       You make the point that empiricists ultimately have to confront questions they can't answer about the ultimate source of everything. But don't believers face the same problem? Suppose God exists. Didn't anything exist before God? What caused him to come into being? Why did he come into being?
       You say it's disturbing to think that what lies behind the universe is nothing. But if God lies behind the universe, isn't it equally disturbing to think that behind him lies nothing? The persistence of bottomless riddles is not unique to atheism.
       But your argument about the impossibility of proving God's existence raises particular problems for Christians, I think. Other deists might think of God as indifferent to his creation and therefore deliberately elusive, making it impossible to know him except by a leap of faith. But for Christians, belief is not just a "supreme act of imagining." It's supposed to be a response to God's incarnation in the form of Jesus Christ.
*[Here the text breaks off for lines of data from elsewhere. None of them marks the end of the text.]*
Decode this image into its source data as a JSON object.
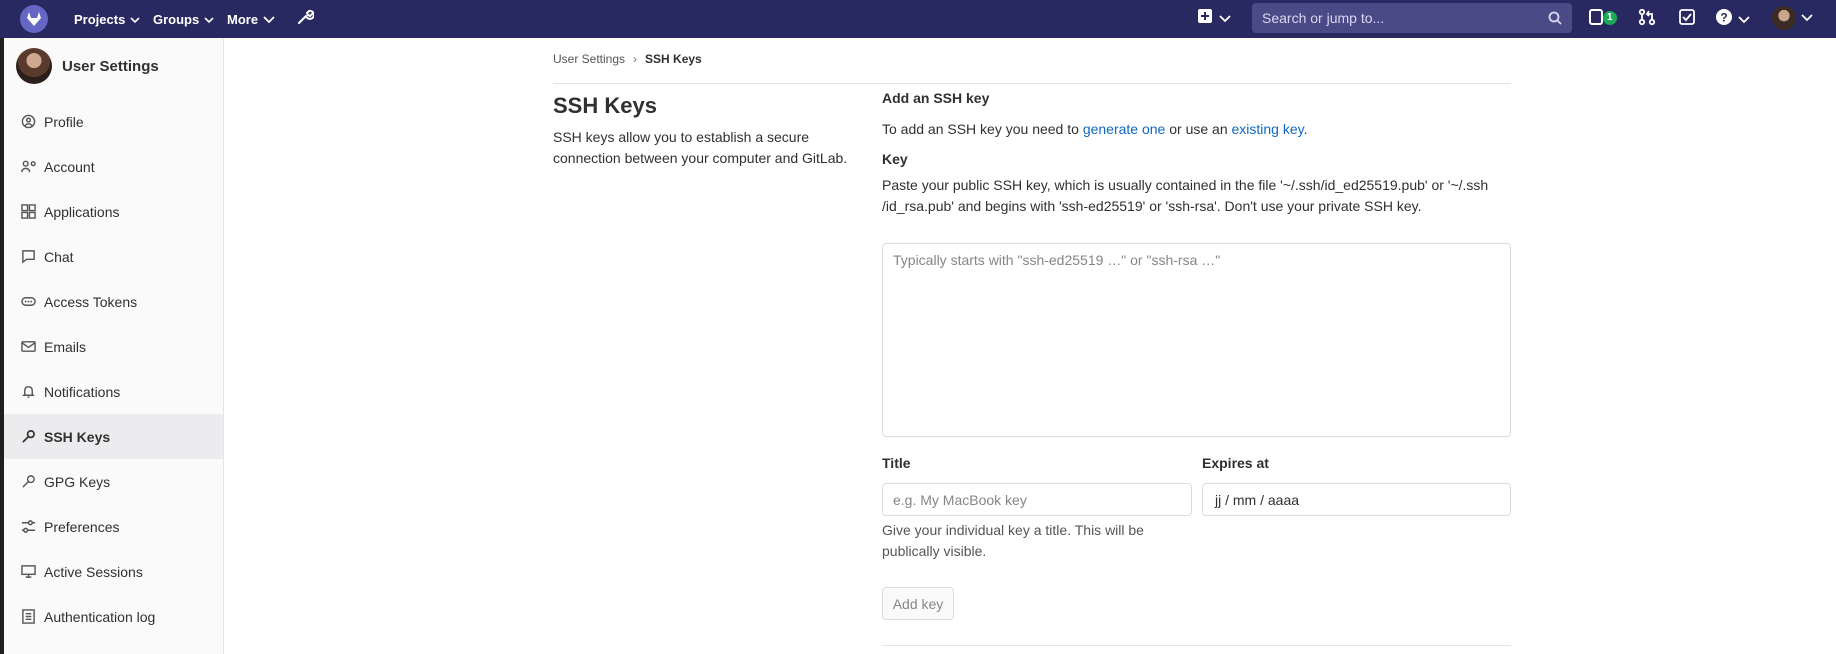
{
  "topbar": {
    "nav": [
      {
        "label": "Projects"
      },
      {
        "label": "Groups"
      },
      {
        "label": "More"
      }
    ],
    "search_placeholder": "Search or jump to...",
    "todo_badge": "1",
    "icons": [
      "gitlab-logo-icon",
      "wrench-icon",
      "plus-square-icon",
      "search-icon",
      "issues-icon",
      "merge-request-icon",
      "todo-icon",
      "help-icon",
      "user-avatar"
    ]
  },
  "sidebar": {
    "title": "User Settings",
    "items": [
      {
        "label": "Profile",
        "icon": "profile-icon"
      },
      {
        "label": "Account",
        "icon": "account-icon"
      },
      {
        "label": "Applications",
        "icon": "applications-icon"
      },
      {
        "label": "Chat",
        "icon": "chat-icon"
      },
      {
        "label": "Access Tokens",
        "icon": "token-icon"
      },
      {
        "label": "Emails",
        "icon": "mail-icon"
      },
      {
        "label": "Notifications",
        "icon": "bell-icon"
      },
      {
        "label": "SSH Keys",
        "icon": "key-icon",
        "active": true
      },
      {
        "label": "GPG Keys",
        "icon": "key-icon"
      },
      {
        "label": "Preferences",
        "icon": "preferences-icon"
      },
      {
        "label": "Active Sessions",
        "icon": "monitor-icon"
      },
      {
        "label": "Authentication log",
        "icon": "log-icon"
      }
    ]
  },
  "breadcrumb": {
    "parent": "User Settings",
    "current": "SSH Keys"
  },
  "page": {
    "title": "SSH Keys",
    "description": "SSH keys allow you to establish a secure connection between your computer and GitLab."
  },
  "form": {
    "heading": "Add an SSH key",
    "intro_prefix": "To add an SSH key you need to",
    "generate_link": "generate one",
    "intro_middle": "or use an",
    "existing_link": "existing key",
    "key_label": "Key",
    "key_help": "Paste your public SSH key, which is usually contained in the file '~/.ssh/id_ed25519.pub' or '~/.ssh /id_rsa.pub' and begins with 'ssh-ed25519' or 'ssh-rsa'. Don't use your private SSH key.",
    "key_placeholder": "Typically starts with \"ssh-ed25519 …\" or \"ssh-rsa …\"",
    "title_label": "Title",
    "title_placeholder": "e.g. My MacBook key",
    "title_help": "Give your individual key a title. This will be publically visible.",
    "expires_label": "Expires at",
    "expires_value": "jj / mm / aaaa",
    "add_button": "Add key"
  }
}
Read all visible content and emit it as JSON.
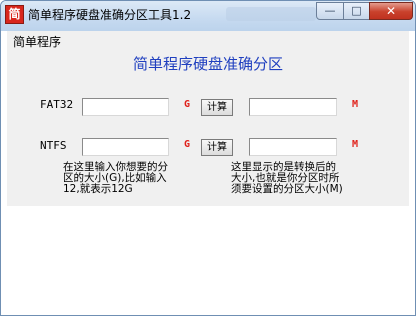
{
  "window": {
    "title": "简单程序硬盘准确分区工具1.2",
    "icon_char": "简",
    "controls": {
      "minimize": "—",
      "maximize": "□",
      "close": "✕"
    }
  },
  "menu": {
    "items": [
      "简单程序"
    ]
  },
  "main": {
    "heading": "简单程序硬盘准确分区",
    "rows": [
      {
        "label": "FAT32",
        "input_unit": "G",
        "button": "计算",
        "output_unit": "M"
      },
      {
        "label": "NTFS",
        "input_unit": "G",
        "button": "计算",
        "output_unit": "M"
      }
    ],
    "left_note": "在这里输入你想要的分\n区的大小(G),比如输入\n12,就表示12G",
    "right_note": "这里显示的是转换后的\n大小,也就是你分区时所\n须要设置的分区大小(M)"
  },
  "colors": {
    "heading": "#1f3fbf",
    "unit": "#e0201a",
    "client_bg": "#f0f0f0"
  }
}
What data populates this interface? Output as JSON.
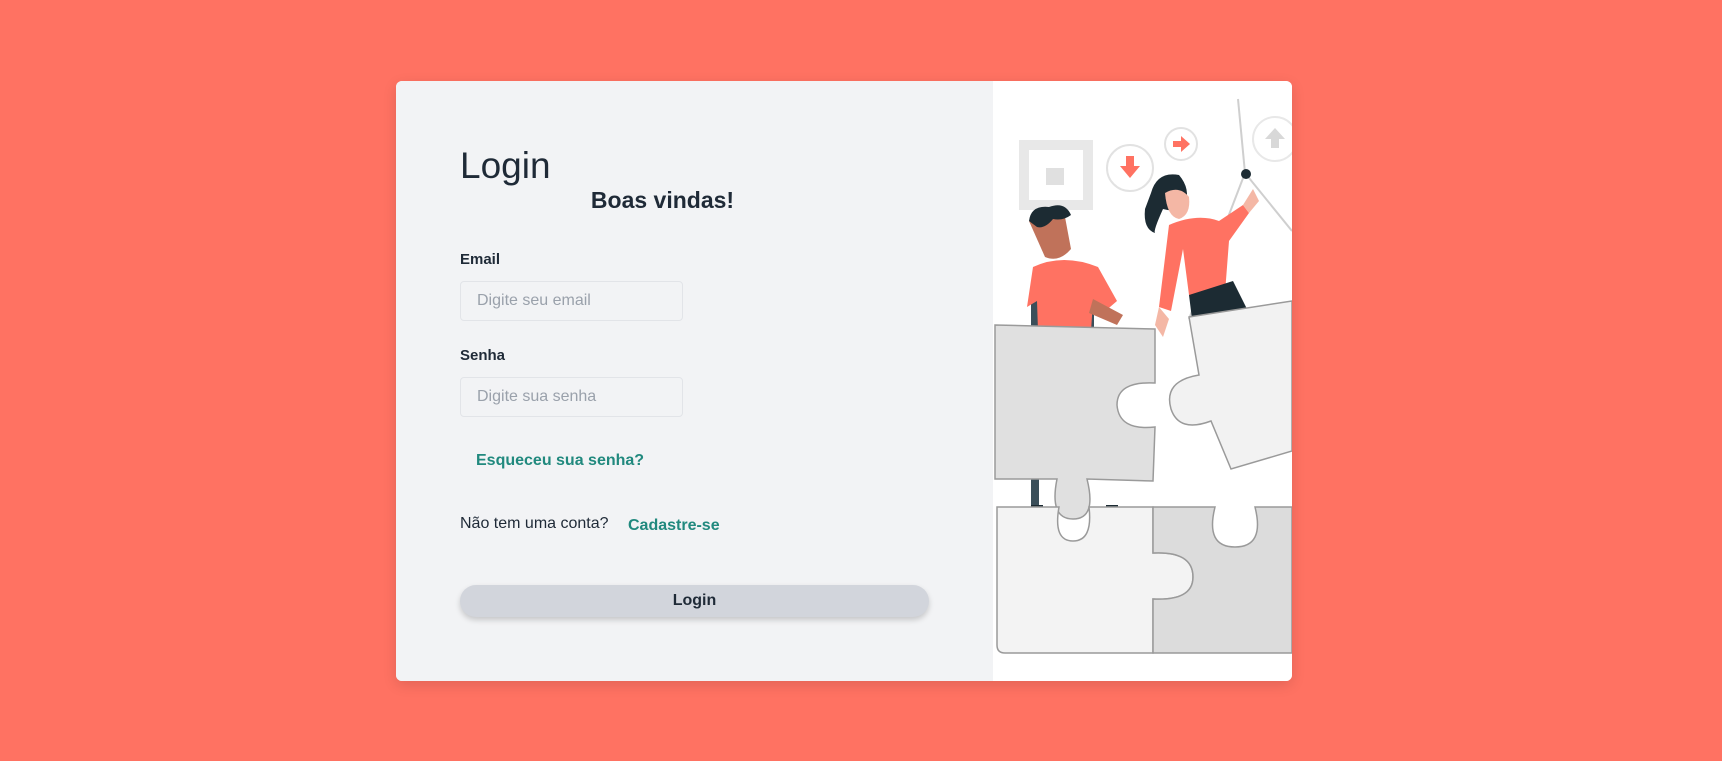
{
  "login_form": {
    "title": "Login",
    "subtitle": "Boas vindas!",
    "email_label": "Email",
    "email_placeholder": "Digite seu email",
    "email_value": "",
    "password_label": "Senha",
    "password_placeholder": "Digite sua senha",
    "password_value": "",
    "forgot_password_link": "Esqueceu sua senha?",
    "no_account_text": "Não tem uma conta?",
    "signup_link": "Cadastre-se",
    "submit_label": "Login"
  },
  "colors": {
    "page_background": "#ff7262",
    "card_background": "#f2f3f5",
    "link": "#21897e",
    "text": "#1f2a37",
    "button": "#d2d5dc"
  },
  "illustration": {
    "subject": "two people assembling puzzle pieces",
    "icons": [
      "arrow-down-bubble-icon",
      "arrow-right-bubble-icon",
      "arrow-up-bubble-icon",
      "square-frame-icon"
    ]
  }
}
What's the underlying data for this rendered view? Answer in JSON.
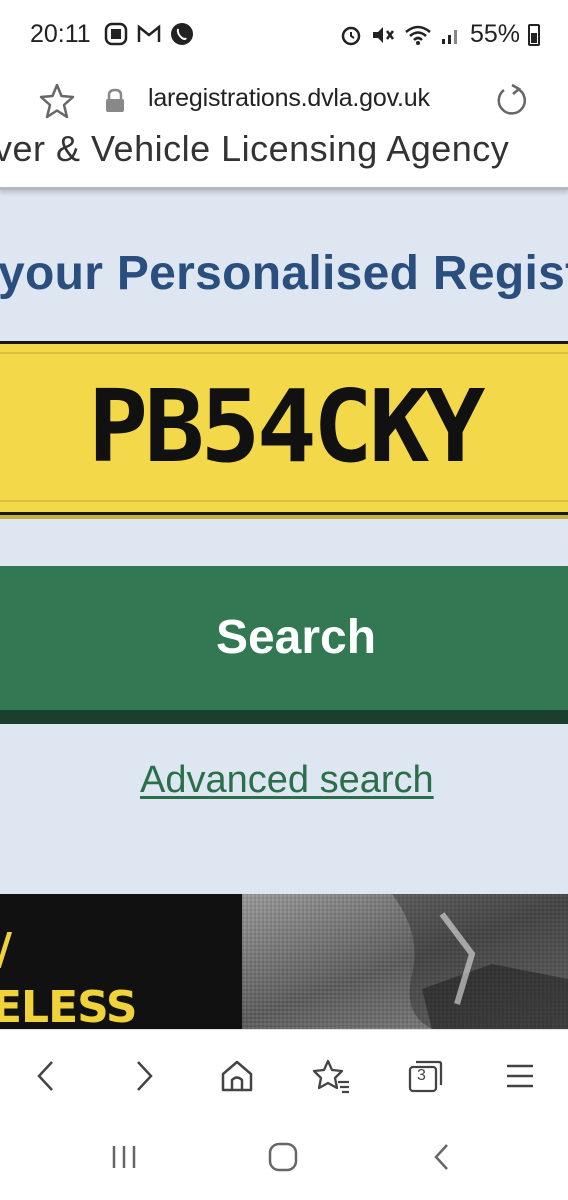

A handful of real men and women (so we are told) came to know God in the flesh and related their experience to others, which has come down to us in the New Testament. God didn't want us to rely on mere imagination: He wanted people to see him with their own eyes; he wanted to astonish them with such miracles that they could not possibly doubt him, except by deliberate perversity.
       If that's the case, though, why did he limit the exposure to such a minuscule share of humanity? There is no reason in Christian doctrine that God's existence can't be proven empirically: He could prove it right now to everyone alive, starting with the readers of SLATE. If he loves us, wants us to know him, and feels obliged to punish us for disbelief, why does he insist on keeping such a distance that we are forced to rely on our imaginations instead of the senses he gave us? All the arguments about why we have to rely on faith instead of reason sound like efforts to explain God's perplexing absence from our material world, which is by far his most conspicuous trait.
       A more plausible explanation, I think, is that he isn't here because he isn't anywhere.
       I'll pass over the question of how a merciful God could inflict this presidential election on us.

Yours,
Steve

Steve Chapman is a columnist for the Chicago Tribune, and Andrew Sullivan is former editor of the New Republic.